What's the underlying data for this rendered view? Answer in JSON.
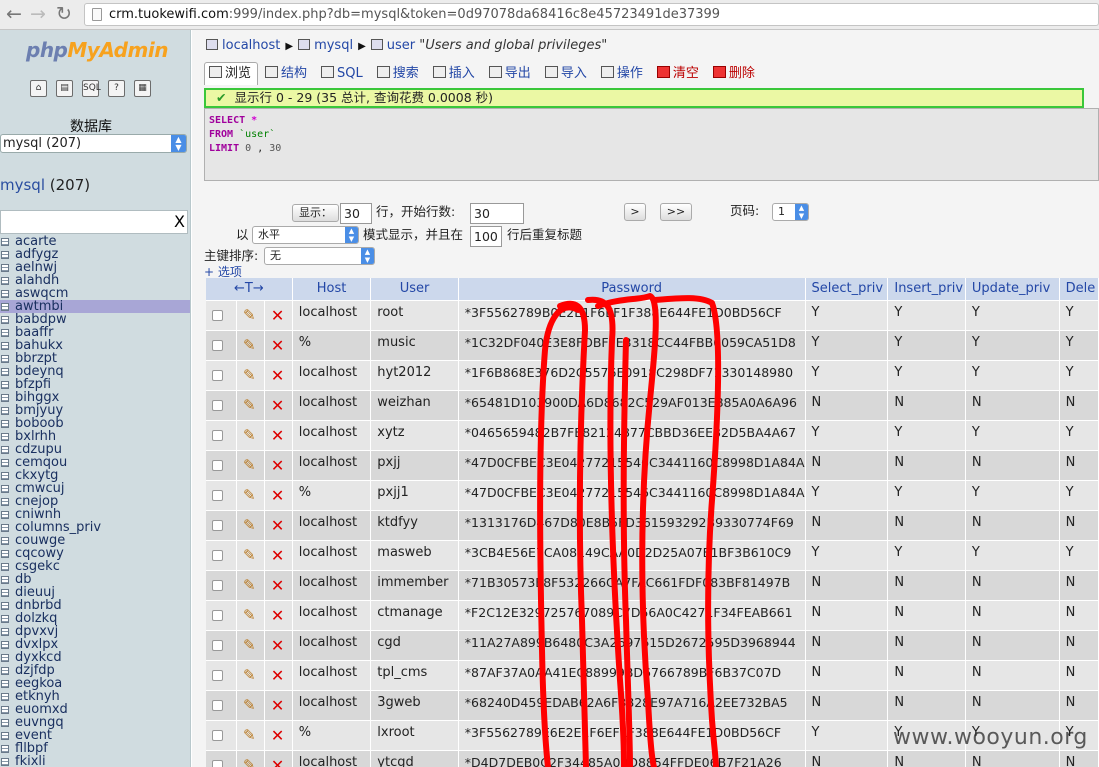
{
  "browser": {
    "url_host": "crm.tuokewifi.com",
    "url_rest": ":999/index.php?db=mysql&token=0d97078da68416c8e45723491de37399"
  },
  "sidebar": {
    "logo_part1": "php",
    "logo_part2": "MyAdmin",
    "icons": [
      "home-icon",
      "query-window-icon",
      "sql-icon",
      "docs-icon",
      "help-icon"
    ],
    "icon_glyphs": [
      "⌂",
      "▤",
      "SQL",
      "?",
      "▦"
    ],
    "db_label": "数据库",
    "db_select_value": "mysql (207)",
    "db_name": "mysql",
    "db_count": "(207)",
    "filter_clear": "X",
    "active_table": "awtmbi",
    "tables": [
      "acarte",
      "adfygz",
      "aelnwj",
      "alahdh",
      "aswqcm",
      "awtmbi",
      "babdpw",
      "baaffr",
      "bahukx",
      "bbrzpt",
      "bdeynq",
      "bfzpfi",
      "bihggx",
      "bmjyuy",
      "boboob",
      "bxlrhh",
      "cdzupu",
      "cemqou",
      "ckxytg",
      "cmwcuj",
      "cnejop",
      "cniwnh",
      "columns_priv",
      "couwge",
      "cqcowy",
      "csgekc",
      "db",
      "dieuuj",
      "dnbrbd",
      "dolzkq",
      "dpvxvj",
      "dvxlpx",
      "dyxkcd",
      "dzjfdp",
      "eegkoa",
      "etknyh",
      "euomxd",
      "euvngq",
      "event",
      "fllbpf",
      "fkixli"
    ]
  },
  "breadcrumb": {
    "server": "localhost",
    "database": "mysql",
    "table": "user",
    "comment": "\"Users and global privileges\""
  },
  "tabs": [
    {
      "label": "浏览",
      "icon": "browse-icon",
      "active": true
    },
    {
      "label": "结构",
      "icon": "structure-icon"
    },
    {
      "label": "SQL",
      "icon": "sql-icon"
    },
    {
      "label": "搜索",
      "icon": "search-icon"
    },
    {
      "label": "插入",
      "icon": "insert-icon"
    },
    {
      "label": "导出",
      "icon": "export-icon"
    },
    {
      "label": "导入",
      "icon": "import-icon"
    },
    {
      "label": "操作",
      "icon": "operations-icon"
    },
    {
      "label": "清空",
      "icon": "empty-icon",
      "danger": true
    },
    {
      "label": "删除",
      "icon": "drop-icon",
      "danger": true
    }
  ],
  "message": "显示行 0 - 29 (35 总计, 查询花费 0.0008 秒)",
  "sql": {
    "select_kw": "SELECT",
    "star": "*",
    "from_kw": "FROM",
    "table": "`user`",
    "limit_kw": "LIMIT",
    "limit_a": "0",
    "comma": ",",
    "limit_b": "30"
  },
  "controls": {
    "show_button": "显示：",
    "rows_value": "30",
    "rows_label": "行，开始行数:",
    "start_value": "30",
    "next_button": ">",
    "last_button": ">>",
    "page_label": "页码:",
    "page_value": "1",
    "mode_prefix": "以",
    "mode_value": "水平",
    "mode_suffix": "模式显示，并且在",
    "repeat_value": "100",
    "repeat_suffix": "行后重复标题",
    "sort_label": "主键排序:",
    "sort_value": "无",
    "options_link": "+ 选项"
  },
  "table": {
    "arrows_header": "←T→",
    "columns": [
      "Host",
      "User",
      "Password",
      "Select_priv",
      "Insert_priv",
      "Update_priv",
      "Dele"
    ],
    "rows": [
      [
        "localhost",
        "root",
        "*3F5562789B0E2E1F6EF1F388E644FE1D0BD56CF",
        "Y",
        "Y",
        "Y",
        "Y"
      ],
      [
        "%",
        "music",
        "*1C32DF040E3E8FDBFFE3318CC44FBB0059CA51D8",
        "Y",
        "Y",
        "Y",
        "Y"
      ],
      [
        "localhost",
        "hyt2012",
        "*1F6B868E376D2C5576E0918C298DF71330148980",
        "Y",
        "Y",
        "Y",
        "Y"
      ],
      [
        "localhost",
        "weizhan",
        "*65481D103900DA6D8682C529AF013E885A0A6A96",
        "N",
        "N",
        "N",
        "N"
      ],
      [
        "localhost",
        "xytz",
        "*0465659482B7FE82124877CBBD36EE82D5BA4A67",
        "Y",
        "Y",
        "Y",
        "Y"
      ],
      [
        "localhost",
        "pxjj",
        "*47D0CFBEC3E04277215546C3441160C8998D1A84A",
        "N",
        "N",
        "N",
        "N"
      ],
      [
        "%",
        "pxjj1",
        "*47D0CFBEC3E04277215546C3441160C8998D1A84A",
        "Y",
        "Y",
        "Y",
        "Y"
      ],
      [
        "localhost",
        "ktdfyy",
        "*1313176D467D80E8B5FD361593292B9330774F69",
        "N",
        "N",
        "N",
        "N"
      ],
      [
        "localhost",
        "masweb",
        "*3CB4E56E7CA08149CAA0D2D25A07E1BF3B610C9",
        "Y",
        "Y",
        "Y",
        "Y"
      ],
      [
        "localhost",
        "immember",
        "*71B30573E8F532266CA7FAC661FDF083BF81497B",
        "N",
        "N",
        "N",
        "N"
      ],
      [
        "localhost",
        "ctmanage",
        "*F2C12E329725767089C7D56A0C4271F34FEAB661",
        "N",
        "N",
        "N",
        "N"
      ],
      [
        "localhost",
        "cgd",
        "*11A27A899B6480C3A2697615D2672595D3968944",
        "N",
        "N",
        "N",
        "N"
      ],
      [
        "localhost",
        "tpl_cms",
        "*87AF37A0AA41EC88999BD6766789BF6B37C07D",
        "N",
        "N",
        "N",
        "N"
      ],
      [
        "localhost",
        "3gweb",
        "*68240D459EDAB62A6F3828E97A716A2EE732BA5",
        "N",
        "N",
        "N",
        "N"
      ],
      [
        "%",
        "lxroot",
        "*3F5562789E6E2E1F6EF1F388E644FE1D0BD56CF",
        "Y",
        "Y",
        "Y",
        "Y"
      ],
      [
        "localhost",
        "ytcgd",
        "*D4D7DEB0C2F34485A00D8854FFDE06B7F21A26",
        "N",
        "N",
        "N",
        "N"
      ]
    ]
  },
  "watermark": "www.wooyun.org",
  "colors": {
    "sidebar_bg": "#d0dce0",
    "header_bg": "#ccd8ec",
    "link": "#2347a6",
    "message_border": "#3ac73a",
    "scribble": "#ff0000"
  }
}
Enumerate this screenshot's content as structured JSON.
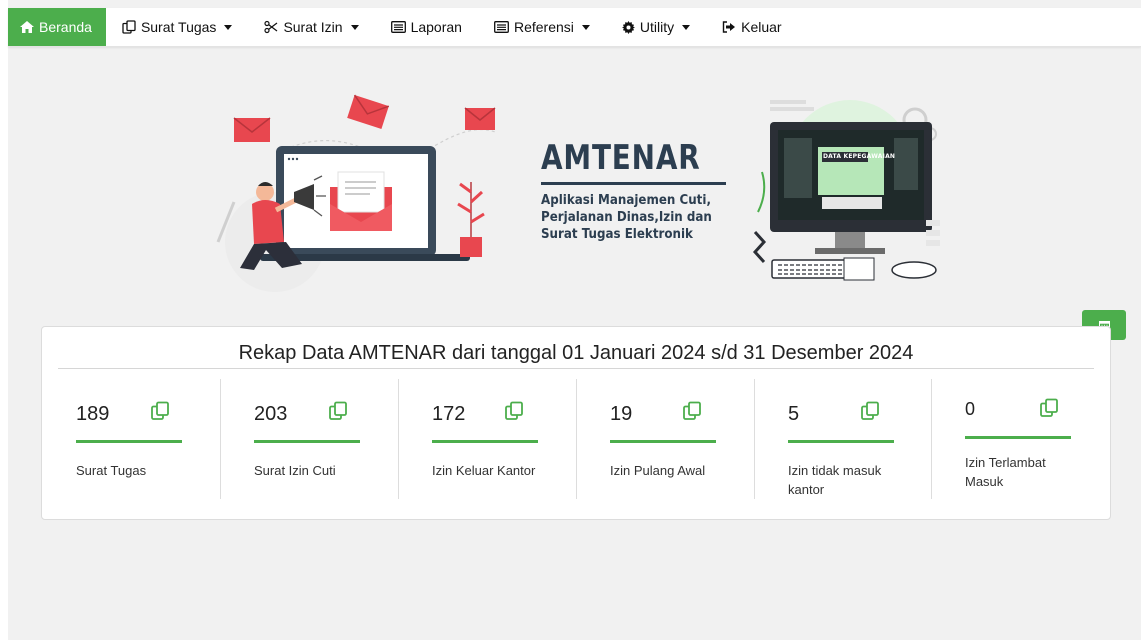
{
  "nav": {
    "items": [
      {
        "label": "Beranda",
        "icon": "home-icon",
        "active": true,
        "dropdown": false
      },
      {
        "label": "Surat Tugas",
        "icon": "copy-icon",
        "active": false,
        "dropdown": true
      },
      {
        "label": "Surat Izin",
        "icon": "scissors-icon",
        "active": false,
        "dropdown": true
      },
      {
        "label": "Laporan",
        "icon": "list-icon",
        "active": false,
        "dropdown": false
      },
      {
        "label": "Referensi",
        "icon": "list-icon",
        "active": false,
        "dropdown": true
      },
      {
        "label": "Utility",
        "icon": "gear-icon",
        "active": false,
        "dropdown": true
      },
      {
        "label": "Keluar",
        "icon": "sign-out-icon",
        "active": false,
        "dropdown": false
      }
    ]
  },
  "banner": {
    "title": "AMTENAR",
    "subtitle_lines": [
      "Aplikasi Manajemen Cuti,",
      "Perjalanan Dinas,Izin dan",
      "Surat Tugas Elektronik"
    ],
    "screen_label": "DATA KEPEGAWAIAN"
  },
  "recap": {
    "title": "Rekap Data AMTENAR dari tanggal 01 Januari 2024 s/d 31 Desember 2024",
    "stats": [
      {
        "value": "189",
        "label": "Surat Tugas"
      },
      {
        "value": "203",
        "label": "Surat Izin Cuti"
      },
      {
        "value": "172",
        "label": "Izin Keluar Kantor"
      },
      {
        "value": "19",
        "label": "Izin Pulang Awal"
      },
      {
        "value": "5",
        "label": "Izin tidak masuk kantor"
      },
      {
        "value": "0",
        "label": "Izin Terlambat Masuk"
      }
    ]
  },
  "colors": {
    "accent": "#4cae4c",
    "banner_text": "#2c3e50",
    "envelope_red": "#e8474f",
    "background": "#f1f1f1"
  }
}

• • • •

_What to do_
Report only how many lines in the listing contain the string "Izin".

_Solution_
7